Katie’s weight has been a challenge her entire life. But after having two boys, she reached an all-time high: 253 pounds. That was when she decided to make a change, but it didn’t happen right away. For the next three years, she dieted and bounced between losing and gaining 50 pounds. Her real weight loss journey began in 2009, when she used calorie counting and running to take off 125 pounds. Today, she writes about maintaining that loss, running, being a mother, and managing a bipolar diagnosis. Visit the blog.
What happens if you fast for a day? What happens if you don't eat for a day? While most people will feel hungry and possibly tired, there is also a range of other effects. In this article, learn about how the body starts to burn fat for energy and whether fasting for 24 hours can be a good weight loss tool. We also investigate the possible risks. Read now
My body went through a slow weight gain throughout the years and because it was so slow, I didn’t really notice too much, or really, I noticed once it had already happened and the weight was there. I remember the times getting frustrated in dressing rooms, when older clothes didn’t fit, feeling terrible in my body, and the comparison of feeling like there were so many people around me that ate more unhealthy foods than me and exercised less that were somehow still so much smaller than I was. I thought that my body would stay the way it looked forever, no matter how hard I tried to change it. I wondered if I would ever accept how my body looked or be comfortable in it. For all of the years building up to this one, I was not quite hopeless, but always a little let-down in myself, specifically the choices I made, the way I felt, and the way I looked. I didn’t feel the best in my body and wanted peace.
Sure, you can lose weight quickly.

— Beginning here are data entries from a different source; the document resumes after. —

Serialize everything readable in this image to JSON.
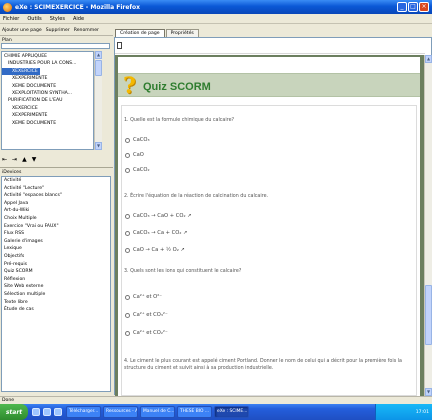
{
  "window": {
    "title": "eXe : SCIMEXERCICE - Mozilla Firefox"
  },
  "menu": [
    "Fichier",
    "Outils",
    "Styles",
    "Aide"
  ],
  "toolbar": {
    "add_page": "Ajouter une page",
    "delete": "Supprimer",
    "rename": "Renommer"
  },
  "left": {
    "filter_label": "Plan",
    "tree": [
      {
        "label": "CHIMIE APPLIQUEE",
        "indent": 0,
        "selected": false
      },
      {
        "label": "INDUSTRIES POUR LA CONS...",
        "indent": 1,
        "selected": false
      },
      {
        "label": "XEXERCICE",
        "indent": 2,
        "selected": true
      },
      {
        "label": "XEXPERIMENTE",
        "indent": 2,
        "selected": false
      },
      {
        "label": "XEME DOCUMENTE",
        "indent": 2,
        "selected": false
      },
      {
        "label": "XEXPLOITATION SYNTHA...",
        "indent": 2,
        "selected": false
      },
      {
        "label": "PURIFICATION DE L'EAU",
        "indent": 1,
        "selected": false
      },
      {
        "label": "XEXERCICE",
        "indent": 2,
        "selected": false
      },
      {
        "label": "XEXPERIMENTE",
        "indent": 2,
        "selected": false
      },
      {
        "label": "XEME DOCUMENTE",
        "indent": 2,
        "selected": false
      }
    ],
    "devices_label": "iDevices",
    "devices": [
      "Activité",
      "Activité \"Lecture\"",
      "Activité \"espaces blancs\"",
      "Appel Java",
      "Art-du-Wiki",
      "Choix Multiple",
      "Exercice \"Vrai ou FAUX\"",
      "Flux RSS",
      "Galerie d'images",
      "Lexique",
      "Objectifs",
      "Pré-requis",
      "Quiz SCORM",
      "Réflexion",
      "Site Web externe",
      "Sélection multiple",
      "Texte libre",
      "Étude de cas"
    ]
  },
  "tabs": [
    {
      "label": "Création de page",
      "active": true
    },
    {
      "label": "Propriétés",
      "active": false
    }
  ],
  "quiz": {
    "title": "Quiz SCORM",
    "questions": [
      {
        "text": "1. Quelle est la formule chimique du calcaire?",
        "options": [
          "CaCO₃",
          "CaO",
          "CaCO₂"
        ]
      },
      {
        "text": "2. Écrire l'équation de la réaction de calcination du calcaire.",
        "options": [
          "CaCO₃ → CaO + CO₂ ↗",
          "CaCO₃ → Ca + CO₂ ↗",
          "CaO → Ca + ½ O₂ ↗"
        ]
      },
      {
        "text": "3. Quels sont les ions qui constituent le calcaire?",
        "options": [
          "Ca²⁺ et O²⁻",
          "Ca²⁺ et CO₃²⁻",
          "Ca²⁺ et CO₂²⁻"
        ]
      }
    ],
    "q4": "4. Le ciment le plus courant est appelé ciment Portland. Donner le nom de celui qui a décrit pour la première fois la structure du ciment et suivit ainsi à sa production industrielle."
  },
  "status": "Done",
  "taskbar": {
    "start": "start",
    "tasks": [
      {
        "label": "Télécharger...",
        "active": false
      },
      {
        "label": "Ressources - A...",
        "active": false
      },
      {
        "label": "Manuel de C...",
        "active": false
      },
      {
        "label": "THESE BIO ...",
        "active": false
      },
      {
        "label": "eXe : SCIME...",
        "active": true
      }
    ],
    "time": "17:01"
  },
  "colors": {
    "accent": "#316ac5",
    "quiz_green": "#2f7d2f",
    "canvas_bg": "#6c7f5f"
  }
}
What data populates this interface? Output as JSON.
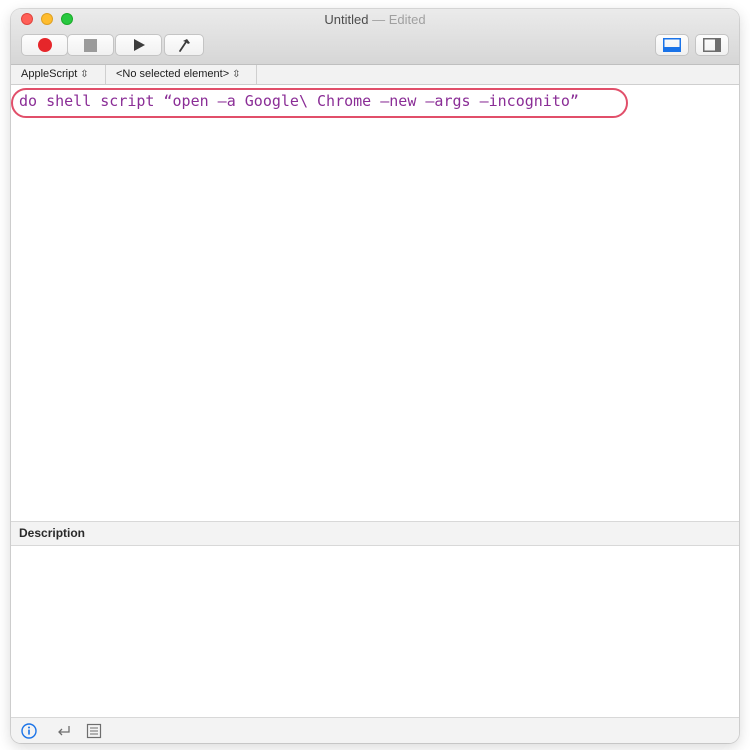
{
  "window": {
    "title": "Untitled",
    "title_separator": " — ",
    "title_status": "Edited"
  },
  "toolbar": {
    "buttons": [
      {
        "name": "record",
        "icon": "record-icon",
        "color": "#e6262a"
      },
      {
        "name": "stop",
        "icon": "stop-icon"
      },
      {
        "name": "run",
        "icon": "play-icon"
      },
      {
        "name": "compile",
        "icon": "hammer-icon"
      }
    ],
    "view_buttons": [
      {
        "name": "show-bottom-pane",
        "icon": "bottom-pane-icon",
        "selected": true,
        "accent": "#1a73e8"
      },
      {
        "name": "show-side-pane",
        "icon": "side-pane-icon",
        "selected": false
      }
    ]
  },
  "navbar": {
    "language": "AppleScript",
    "element": "<No selected element>"
  },
  "editor": {
    "code": "do shell script “open –a Google\\ Chrome –new –args –incognito”",
    "code_color": "#8a2d96",
    "highlight_color": "#e14f6a"
  },
  "description": {
    "header": "Description",
    "body": ""
  },
  "bottombar": {
    "icons": [
      {
        "name": "info",
        "icon": "info-icon",
        "accent": "#1a73e8"
      },
      {
        "name": "return",
        "icon": "return-arrow-icon"
      },
      {
        "name": "log",
        "icon": "log-list-icon"
      }
    ]
  }
}
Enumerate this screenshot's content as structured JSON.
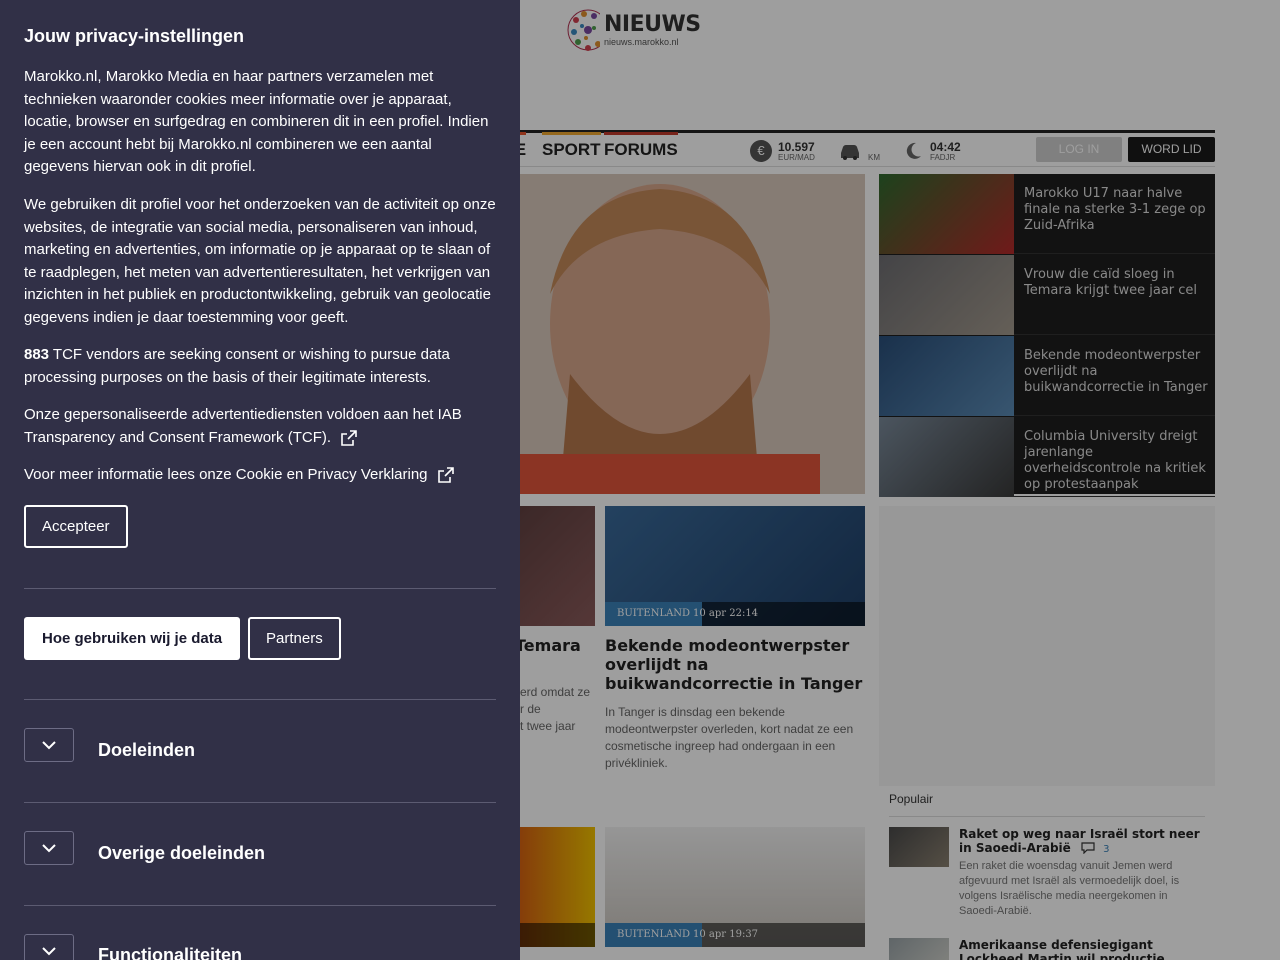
{
  "site": {
    "logo_title": "NIEUWS",
    "logo_sub": "nieuws.marokko.nl",
    "nav": [
      {
        "label": "IE",
        "color": "#e8552d"
      },
      {
        "label": "SPORT",
        "color": "#f0a830"
      },
      {
        "label": "FORUMS",
        "color": "#c0392b"
      }
    ],
    "widgets": {
      "currency_value": "10.597",
      "currency_unit": "EUR/MAD",
      "traffic_unit": "KM",
      "prayer_time": "04:42",
      "prayer_name": "FADJR"
    },
    "login_label": "LOG IN",
    "join_label": "WORD LID",
    "side_news": [
      {
        "title": "Marokko U17 naar halve finale na sterke 3-1 zege op Zuid-Afrika"
      },
      {
        "title": "Vrouw die caïd sloeg in Temara krijgt twee jaar cel"
      },
      {
        "title": "Bekende modeontwerpster overlijdt na buikwandcorrectie in Tanger"
      },
      {
        "title": "Columbia University dreigt jarenlange overheidscontrole na kritiek op protestaanpak"
      }
    ],
    "cards": [
      {
        "partial_title": "Temara",
        "partial_desc": [
          "erd omdat ze",
          "r de",
          "t twee jaar"
        ]
      },
      {
        "tag": "BUITENLAND",
        "date": "10 apr 22:14",
        "title": "Bekende modeontwerpster overlijdt na buikwandcorrectie in Tanger",
        "desc": "In Tanger is dinsdag een bekende modeontwerpster overleden, kort nadat ze een cosmetische ingreep had ondergaan in een privékliniek."
      },
      {
        "tag": "BUITENLAND",
        "date": "10 apr 19:37"
      }
    ],
    "popular_title": "Populair",
    "popular": [
      {
        "title": "Raket op weg naar Israël stort neer in Saoedi-Arabië",
        "comments": "3",
        "text": "Een raket die woensdag vanuit Jemen werd afgevuurd met Israël als vermoedelijk doel, is volgens Israëlische media neergekomen in Saoedi-Arabië."
      },
      {
        "title": "Amerikaanse defensiegigant Lockheed Martin wil productie starten in"
      }
    ]
  },
  "privacy": {
    "title": "Jouw privacy-instellingen",
    "para1": "Marokko.nl, Marokko Media en haar partners verzamelen met technieken waaronder cookies meer informatie over je apparaat, locatie, browser en surfgedrag en combineren dit in een profiel. Indien je een account hebt bij Marokko.nl combineren we een aantal gegevens hiervan ook in dit profiel.",
    "para2": "We gebruiken dit profiel voor het onderzoeken van de activiteit op onze websites, de integratie van social media, personaliseren van inhoud, marketing en advertenties, om informatie op je apparaat op te slaan of te raadplegen, het meten van advertentieresultaten, het verkrijgen van inzichten in het publiek en productontwikkeling, gebruik van geolocatie gegevens indien je daar toestemming voor geeft.",
    "vendor_count": "883",
    "para3": " TCF vendors are seeking consent or wishing to pursue data processing purposes on the basis of their legitimate interests.",
    "para4": "Onze gepersonaliseerde advertentiediensten voldoen aan het IAB Transparency and Consent Framework (TCF).",
    "para5": "Voor meer informatie lees onze Cookie en Privacy Verklaring",
    "accept_label": "Accepteer",
    "how_label": "Hoe gebruiken wij je data",
    "partners_label": "Partners",
    "sections": [
      {
        "label": "Doeleinden"
      },
      {
        "label": "Overige doeleinden"
      },
      {
        "label": "Functionaliteiten"
      }
    ]
  },
  "icons": {
    "external_link": "external-link-icon",
    "chevron": "chevron-down-icon",
    "currency": "euro-icon",
    "traffic": "car-icon",
    "prayer": "crescent-icon",
    "comment": "comment-icon"
  }
}
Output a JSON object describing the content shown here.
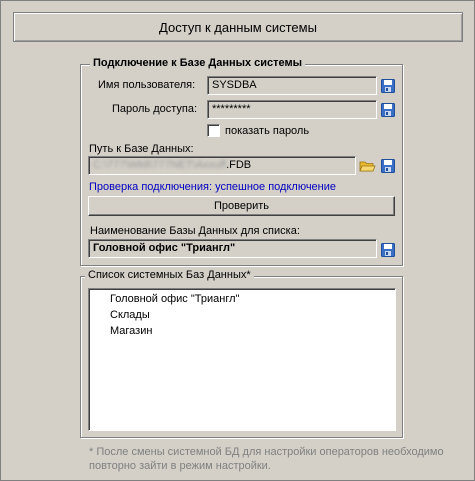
{
  "window": {
    "title": "Доступ к данным системы"
  },
  "connection_group": {
    "legend": "Подключение к Базе Данных системы",
    "username_label": "Имя пользователя:",
    "username_value": "SYSDBA",
    "password_label": "Пароль доступа:",
    "password_value": "*********",
    "show_password_label": "показать пароль",
    "show_password_checked": false,
    "db_path_label": "Путь к Базе Данных:",
    "db_path_value_blurred": "C:\\777\\Wkll\\777NET\\Axxuff",
    "db_path_value_visible": ".FDB",
    "check_status": "Проверка подключения: успешное подключение",
    "check_button": "Проверить",
    "db_name_label": "Наименование Базы Данных для списка:",
    "db_name_value": "Головной офис \"Триангл\""
  },
  "list_group": {
    "legend": "Список системных Баз Данных*",
    "items": [
      "Головной офис \"Триангл\"",
      "Склады",
      "Магазин"
    ]
  },
  "footnote": "* После смены системной БД для настройки операторов необходимо повторно зайти в режим настройки.",
  "colors": {
    "background": "#d4d0c8",
    "status_text": "#0000c0",
    "footnote_text": "#808080",
    "save_icon": "#3a6fc4"
  },
  "icons": {
    "save": "floppy-disk-icon",
    "folder": "open-folder-icon"
  }
}
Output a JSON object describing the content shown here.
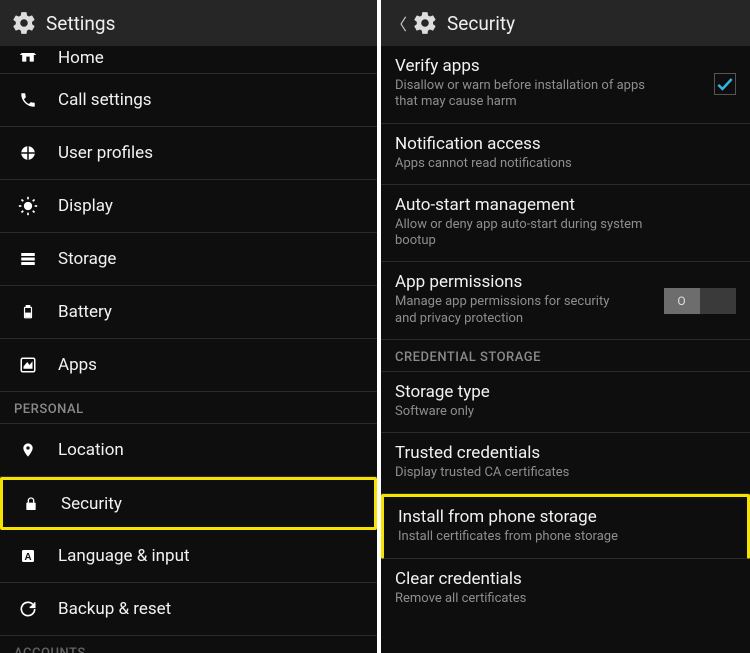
{
  "left": {
    "header": "Settings",
    "items": [
      {
        "icon": "home",
        "label": "Home"
      },
      {
        "icon": "phone",
        "label": "Call settings"
      },
      {
        "icon": "profiles",
        "label": "User profiles"
      },
      {
        "icon": "display",
        "label": "Display"
      },
      {
        "icon": "storage",
        "label": "Storage"
      },
      {
        "icon": "battery",
        "label": "Battery"
      },
      {
        "icon": "apps",
        "label": "Apps"
      }
    ],
    "personal_header": "PERSONAL",
    "personal": [
      {
        "icon": "location",
        "label": "Location"
      },
      {
        "icon": "lock",
        "label": "Security",
        "highlight": true
      },
      {
        "icon": "language",
        "label": "Language & input"
      },
      {
        "icon": "backup",
        "label": "Backup & reset"
      }
    ],
    "accounts_header": "ACCOUNTS"
  },
  "right": {
    "header": "Security",
    "rows": [
      {
        "title": "Verify apps",
        "sub": "Disallow or warn before installation of apps that may cause harm",
        "checked": true
      },
      {
        "title": "Notification access",
        "sub": "Apps cannot read notifications"
      },
      {
        "title": "Auto-start management",
        "sub": "Allow or deny app auto-start during system bootup"
      },
      {
        "title": "App permissions",
        "sub": "Manage app permissions for security and privacy protection",
        "toggle": "off"
      }
    ],
    "cred_header": "CREDENTIAL STORAGE",
    "cred": [
      {
        "title": "Storage type",
        "sub": "Software only"
      },
      {
        "title": "Trusted credentials",
        "sub": "Display trusted CA certificates"
      },
      {
        "title": "Install from phone storage",
        "sub": "Install certificates from phone storage",
        "highlight": true
      },
      {
        "title": "Clear credentials",
        "sub": "Remove all certificates"
      }
    ],
    "toggle_off_label": "O"
  }
}
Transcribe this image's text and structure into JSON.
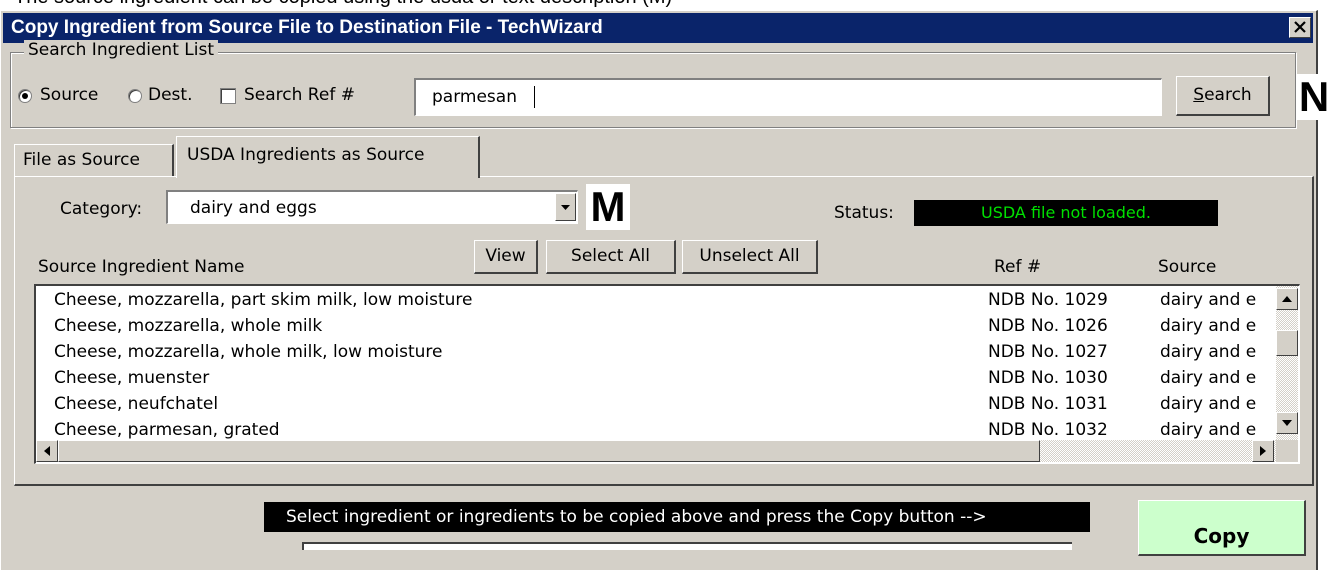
{
  "cutoff_caption": "The source ingredient can be copied using the usda or text description (M)",
  "window": {
    "title": "Copy Ingredient from Source File to Destination File - TechWizard"
  },
  "search": {
    "group_label": "Search Ingredient List",
    "radio_source": "Source",
    "radio_dest": "Dest.",
    "check_ref": "Search Ref #",
    "query": "parmesan",
    "button_prefix": "",
    "button_mnemonic": "S",
    "button_rest": "earch",
    "selected": "Source"
  },
  "callouts": {
    "n": "N",
    "m": "M"
  },
  "tabs": [
    {
      "label": "File as Source",
      "active": false
    },
    {
      "label": "USDA Ingredients as Source",
      "active": true
    }
  ],
  "category": {
    "label": "Category:",
    "value": "dairy and eggs"
  },
  "status": {
    "label": "Status:",
    "value": "USDA file not loaded.",
    "color": "#00e000"
  },
  "list": {
    "buttons": {
      "view": "View",
      "select_all": "Select All",
      "unselect_all": "Unselect All"
    },
    "headers": {
      "name": "Source Ingredient Name",
      "ref": "Ref #",
      "source": "Source"
    },
    "rows": [
      {
        "name": "Cheese, mozzarella, part skim milk, low moisture",
        "ref": "NDB No. 1029",
        "source": "dairy and e"
      },
      {
        "name": "Cheese, mozzarella, whole milk",
        "ref": "NDB No. 1026",
        "source": "dairy and e"
      },
      {
        "name": "Cheese, mozzarella, whole milk, low moisture",
        "ref": "NDB No. 1027",
        "source": "dairy and e"
      },
      {
        "name": "Cheese, muenster",
        "ref": "NDB No. 1030",
        "source": "dairy and e"
      },
      {
        "name": "Cheese, neufchatel",
        "ref": "NDB No. 1031",
        "source": "dairy and e"
      },
      {
        "name": "Cheese, parmesan, grated",
        "ref": "NDB No. 1032",
        "source": "dairy and e"
      }
    ]
  },
  "instruction": "Select ingredient or ingredients  to be copied above and press the Copy button -->",
  "copy_button": "Copy",
  "colors": {
    "titlebar": "#0a246a",
    "face": "#d4d0c8",
    "copy": "#ccffcc",
    "status_text": "#00e000"
  }
}
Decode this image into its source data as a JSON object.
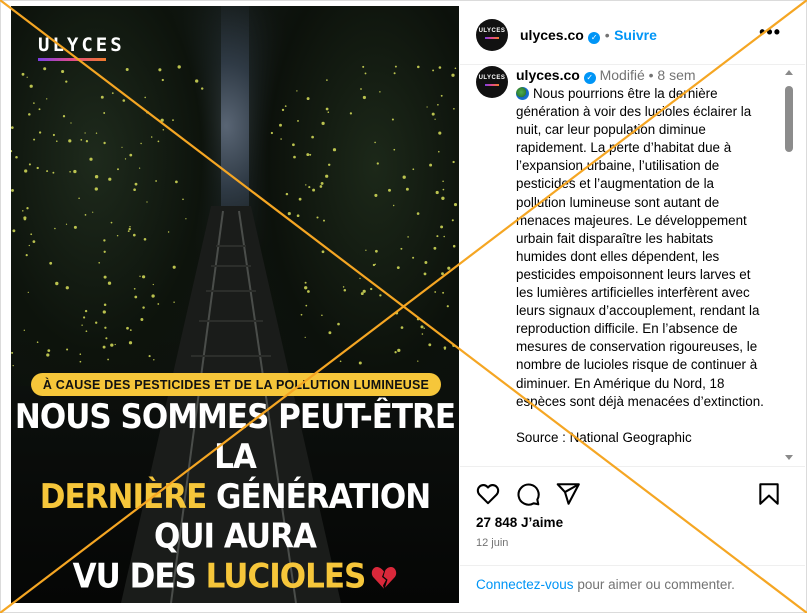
{
  "image_panel": {
    "logo": "ULYCES",
    "banner": "À CAUSE DES PESTICIDES ET DE LA POLLUTION LUMINEUSE",
    "headline": {
      "line1": "NOUS SOMMES PEUT-ÊTRE LA",
      "line2_highlight": "DERNIÈRE",
      "line2_rest": " GÉNÉRATION QUI AURA",
      "line3_start": "VU DES ",
      "line3_highlight": "LUCIOLES"
    }
  },
  "header": {
    "username": "ulyces.co",
    "separator": "•",
    "follow_label": "Suivre",
    "more_label": "•••"
  },
  "caption": {
    "username": "ulyces.co",
    "meta": "Modifié • 8 sem",
    "text": "Nous pourrions être la dernière génération à voir des lucioles éclairer la nuit, car leur population diminue rapidement. La perte d’habitat due à l’expansion urbaine, l’utilisation de pesticides et l’augmentation de la pollution lumineuse sont autant de menaces majeures. Le développement urbain fait disparaître les habitats humides dont elles dépendent, les pesticides empoisonnent leurs larves et les lumières artificielles interfèrent avec leurs signaux d’accouplement, rendant la reproduction difficile. En l’absence de mesures de conservation rigoureuses, le nombre de lucioles risque de continuer à diminuer. En Amérique du Nord, 18 espèces sont déjà menacées d’extinction.",
    "source": "Source : National Geographic"
  },
  "stats": {
    "likes": "27 848 J’aime",
    "date": "12 juin"
  },
  "login_prompt": {
    "link": "Connectez-vous",
    "rest": " pour aimer ou commenter."
  },
  "colors": {
    "accent_blue": "#0095f6",
    "highlight_yellow": "#f6c63a",
    "overlay_cross": "#f5a623"
  },
  "icons": [
    "heart-icon",
    "comment-icon",
    "share-icon",
    "bookmark-icon",
    "verified-badge-icon",
    "globe-emoji-icon",
    "broken-heart-emoji-icon"
  ]
}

There are plenty of fad diets that work to shed pounds rapidly -- while leaving you feeling hungry and deprived. But what good is losing weight only to regain it? To keep pounds off permanently, it's best to lose weight slowly. And many experts say you can do that without going on a "diet." Instead, the key is making simple tweaks to your lifestyle.